[[ Supplied data open ]]

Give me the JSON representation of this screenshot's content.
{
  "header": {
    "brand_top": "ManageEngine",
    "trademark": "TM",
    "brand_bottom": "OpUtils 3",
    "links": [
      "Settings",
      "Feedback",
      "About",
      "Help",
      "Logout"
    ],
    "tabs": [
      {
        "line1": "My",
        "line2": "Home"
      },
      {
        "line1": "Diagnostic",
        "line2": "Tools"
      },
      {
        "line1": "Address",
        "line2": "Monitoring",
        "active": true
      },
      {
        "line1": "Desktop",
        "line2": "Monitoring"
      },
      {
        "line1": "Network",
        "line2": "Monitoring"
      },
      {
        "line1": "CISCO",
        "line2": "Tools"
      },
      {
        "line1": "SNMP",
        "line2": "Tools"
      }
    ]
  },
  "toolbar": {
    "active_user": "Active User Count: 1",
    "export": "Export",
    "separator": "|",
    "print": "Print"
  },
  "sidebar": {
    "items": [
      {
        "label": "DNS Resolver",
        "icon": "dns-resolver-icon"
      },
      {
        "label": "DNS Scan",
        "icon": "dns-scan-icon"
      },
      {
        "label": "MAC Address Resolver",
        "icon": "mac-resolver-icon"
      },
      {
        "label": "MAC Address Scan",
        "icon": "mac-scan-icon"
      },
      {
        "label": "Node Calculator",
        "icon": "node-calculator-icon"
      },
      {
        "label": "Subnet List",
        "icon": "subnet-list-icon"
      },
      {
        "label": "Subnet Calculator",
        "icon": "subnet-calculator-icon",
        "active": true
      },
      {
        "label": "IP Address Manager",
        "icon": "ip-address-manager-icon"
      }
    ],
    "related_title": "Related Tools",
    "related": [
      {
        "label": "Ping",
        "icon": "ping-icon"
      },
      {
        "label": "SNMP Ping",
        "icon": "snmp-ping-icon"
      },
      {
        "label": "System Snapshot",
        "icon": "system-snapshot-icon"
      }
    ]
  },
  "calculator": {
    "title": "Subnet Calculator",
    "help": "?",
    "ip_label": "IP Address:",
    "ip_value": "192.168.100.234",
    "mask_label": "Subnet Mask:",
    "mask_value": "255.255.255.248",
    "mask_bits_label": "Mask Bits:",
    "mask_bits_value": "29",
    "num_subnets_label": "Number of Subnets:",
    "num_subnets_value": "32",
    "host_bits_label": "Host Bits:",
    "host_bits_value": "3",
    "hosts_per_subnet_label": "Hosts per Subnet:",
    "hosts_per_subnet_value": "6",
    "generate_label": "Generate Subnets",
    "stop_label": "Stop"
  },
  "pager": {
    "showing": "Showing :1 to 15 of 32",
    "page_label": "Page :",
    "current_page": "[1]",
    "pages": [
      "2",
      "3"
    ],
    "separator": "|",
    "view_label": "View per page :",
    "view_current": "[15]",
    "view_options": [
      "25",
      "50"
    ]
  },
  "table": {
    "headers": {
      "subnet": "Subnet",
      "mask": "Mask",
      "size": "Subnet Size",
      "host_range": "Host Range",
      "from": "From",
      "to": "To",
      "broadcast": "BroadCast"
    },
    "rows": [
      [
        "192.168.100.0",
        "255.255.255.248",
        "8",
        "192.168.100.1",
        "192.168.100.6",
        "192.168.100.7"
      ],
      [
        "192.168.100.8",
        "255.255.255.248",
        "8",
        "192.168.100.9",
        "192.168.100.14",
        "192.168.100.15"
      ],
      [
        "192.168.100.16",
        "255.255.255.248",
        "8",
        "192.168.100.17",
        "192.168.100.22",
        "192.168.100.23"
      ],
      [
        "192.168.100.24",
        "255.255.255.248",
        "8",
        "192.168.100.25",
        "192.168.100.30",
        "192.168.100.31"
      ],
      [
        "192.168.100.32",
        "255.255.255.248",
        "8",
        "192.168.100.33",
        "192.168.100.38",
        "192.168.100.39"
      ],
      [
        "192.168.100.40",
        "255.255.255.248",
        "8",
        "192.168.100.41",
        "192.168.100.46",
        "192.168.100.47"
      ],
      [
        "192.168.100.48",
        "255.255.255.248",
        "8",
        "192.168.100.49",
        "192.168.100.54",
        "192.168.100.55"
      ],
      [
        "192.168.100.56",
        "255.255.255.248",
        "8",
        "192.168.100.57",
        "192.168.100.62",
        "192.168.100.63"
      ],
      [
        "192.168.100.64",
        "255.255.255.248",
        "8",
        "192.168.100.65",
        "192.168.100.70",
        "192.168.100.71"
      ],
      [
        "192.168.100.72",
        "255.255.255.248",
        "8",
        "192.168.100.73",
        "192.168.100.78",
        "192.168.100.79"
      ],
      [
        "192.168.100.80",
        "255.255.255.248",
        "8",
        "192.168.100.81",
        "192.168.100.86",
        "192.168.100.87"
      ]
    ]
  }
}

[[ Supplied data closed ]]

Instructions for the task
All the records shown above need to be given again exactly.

Problem solution
Give me the JSON representation of this screenshot's content.
{
  "header": {
    "brand_top": "ManageEngine",
    "trademark": "TM",
    "brand_bottom": "OpUtils 3",
    "links": [
      "Settings",
      "Feedback",
      "About",
      "Help",
      "Logout"
    ],
    "tabs": [
      {
        "line1": "My",
        "line2": "Home"
      },
      {
        "line1": "Diagnostic",
        "line2": "Tools"
      },
      {
        "line1": "Address",
        "line2": "Monitoring",
        "active": true
      },
      {
        "line1": "Desktop",
        "line2": "Monitoring"
      },
      {
        "line1": "Network",
        "line2": "Monitoring"
      },
      {
        "line1": "CISCO",
        "line2": "Tools"
      },
      {
        "line1": "SNMP",
        "line2": "Tools"
      }
    ]
  },
  "toolbar": {
    "active_user": "Active User Count: 1",
    "export": "Export",
    "separator": "|",
    "print": "Print"
  },
  "sidebar": {
    "items": [
      {
        "label": "DNS Resolver",
        "icon": "dns-resolver-icon"
      },
      {
        "label": "DNS Scan",
        "icon": "dns-scan-icon"
      },
      {
        "label": "MAC Address Resolver",
        "icon": "mac-resolver-icon"
      },
      {
        "label": "MAC Address Scan",
        "icon": "mac-scan-icon"
      },
      {
        "label": "Node Calculator",
        "icon": "node-calculator-icon"
      },
      {
        "label": "Subnet List",
        "icon": "subnet-list-icon"
      },
      {
        "label": "Subnet Calculator",
        "icon": "subnet-calculator-icon",
        "active": true
      },
      {
        "label": "IP Address Manager",
        "icon": "ip-address-manager-icon"
      }
    ],
    "related_title": "Related Tools",
    "related": [
      {
        "label": "Ping",
        "icon": "ping-icon"
      },
      {
        "label": "SNMP Ping",
        "icon": "snmp-ping-icon"
      },
      {
        "label": "System Snapshot",
        "icon": "system-snapshot-icon"
      }
    ]
  },
  "calculator": {
    "title": "Subnet Calculator",
    "help": "?",
    "ip_label": "IP Address:",
    "ip_value": "192.168.100.234",
    "mask_label": "Subnet Mask:",
    "mask_value": "255.255.255.248",
    "mask_bits_label": "Mask Bits:",
    "mask_bits_value": "29",
    "num_subnets_label": "Number of Subnets:",
    "num_subnets_value": "32",
    "host_bits_label": "Host Bits:",
    "host_bits_value": "3",
    "hosts_per_subnet_label": "Hosts per Subnet:",
    "hosts_per_subnet_value": "6",
    "generate_label": "Generate Subnets",
    "stop_label": "Stop"
  },
  "pager": {
    "showing": "Showing :1 to 15 of 32",
    "page_label": "Page :",
    "current_page": "[1]",
    "pages": [
      "2",
      "3"
    ],
    "separator": "|",
    "view_label": "View per page :",
    "view_current": "[15]",
    "view_options": [
      "25",
      "50"
    ]
  },
  "table": {
    "headers": {
      "subnet": "Subnet",
      "mask": "Mask",
      "size": "Subnet Size",
      "host_range": "Host Range",
      "from": "From",
      "to": "To",
      "broadcast": "BroadCast"
    },
    "rows": [
      [
        "192.168.100.0",
        "255.255.255.248",
        "8",
        "192.168.100.1",
        "192.168.100.6",
        "192.168.100.7"
      ],
      [
        "192.168.100.8",
        "255.255.255.248",
        "8",
        "192.168.100.9",
        "192.168.100.14",
        "192.168.100.15"
      ],
      [
        "192.168.100.16",
        "255.255.255.248",
        "8",
        "192.168.100.17",
        "192.168.100.22",
        "192.168.100.23"
      ],
      [
        "192.168.100.24",
        "255.255.255.248",
        "8",
        "192.168.100.25",
        "192.168.100.30",
        "192.168.100.31"
      ],
      [
        "192.168.100.32",
        "255.255.255.248",
        "8",
        "192.168.100.33",
        "192.168.100.38",
        "192.168.100.39"
      ],
      [
        "192.168.100.40",
        "255.255.255.248",
        "8",
        "192.168.100.41",
        "192.168.100.46",
        "192.168.100.47"
      ],
      [
        "192.168.100.48",
        "255.255.255.248",
        "8",
        "192.168.100.49",
        "192.168.100.54",
        "192.168.100.55"
      ],
      [
        "192.168.100.56",
        "255.255.255.248",
        "8",
        "192.168.100.57",
        "192.168.100.62",
        "192.168.100.63"
      ],
      [
        "192.168.100.64",
        "255.255.255.248",
        "8",
        "192.168.100.65",
        "192.168.100.70",
        "192.168.100.71"
      ],
      [
        "192.168.100.72",
        "255.255.255.248",
        "8",
        "192.168.100.73",
        "192.168.100.78",
        "192.168.100.79"
      ],
      [
        "192.168.100.80",
        "255.255.255.248",
        "8",
        "192.168.100.81",
        "192.168.100.86",
        "192.168.100.87"
      ]
    ]
  }
}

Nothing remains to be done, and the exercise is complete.